# Records supplied:
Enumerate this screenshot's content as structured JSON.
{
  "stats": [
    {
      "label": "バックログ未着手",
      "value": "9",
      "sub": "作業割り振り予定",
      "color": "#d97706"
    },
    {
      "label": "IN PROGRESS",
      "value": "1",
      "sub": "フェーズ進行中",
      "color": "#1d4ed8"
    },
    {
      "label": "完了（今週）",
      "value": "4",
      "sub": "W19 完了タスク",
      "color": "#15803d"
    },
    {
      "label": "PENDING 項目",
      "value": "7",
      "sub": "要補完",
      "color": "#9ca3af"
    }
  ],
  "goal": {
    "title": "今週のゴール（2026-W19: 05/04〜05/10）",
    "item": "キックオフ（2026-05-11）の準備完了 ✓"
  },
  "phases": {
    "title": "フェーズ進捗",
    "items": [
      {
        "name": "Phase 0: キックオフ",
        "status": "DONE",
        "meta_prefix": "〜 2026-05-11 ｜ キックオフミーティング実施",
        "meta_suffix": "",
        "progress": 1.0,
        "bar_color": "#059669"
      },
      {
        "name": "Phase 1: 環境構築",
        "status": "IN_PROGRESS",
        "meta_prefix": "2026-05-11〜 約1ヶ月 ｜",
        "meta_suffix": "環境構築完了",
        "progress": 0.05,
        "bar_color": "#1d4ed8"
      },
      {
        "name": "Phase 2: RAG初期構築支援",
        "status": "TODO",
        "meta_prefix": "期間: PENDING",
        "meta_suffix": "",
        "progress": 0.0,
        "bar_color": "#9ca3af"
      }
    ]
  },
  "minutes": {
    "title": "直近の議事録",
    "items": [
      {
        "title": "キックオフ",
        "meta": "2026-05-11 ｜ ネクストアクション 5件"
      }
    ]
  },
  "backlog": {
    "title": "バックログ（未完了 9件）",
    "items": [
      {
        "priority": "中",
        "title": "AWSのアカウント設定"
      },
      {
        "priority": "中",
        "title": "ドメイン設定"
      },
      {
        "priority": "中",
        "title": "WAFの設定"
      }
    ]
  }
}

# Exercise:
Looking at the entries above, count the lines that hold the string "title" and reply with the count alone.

# Final answer:
8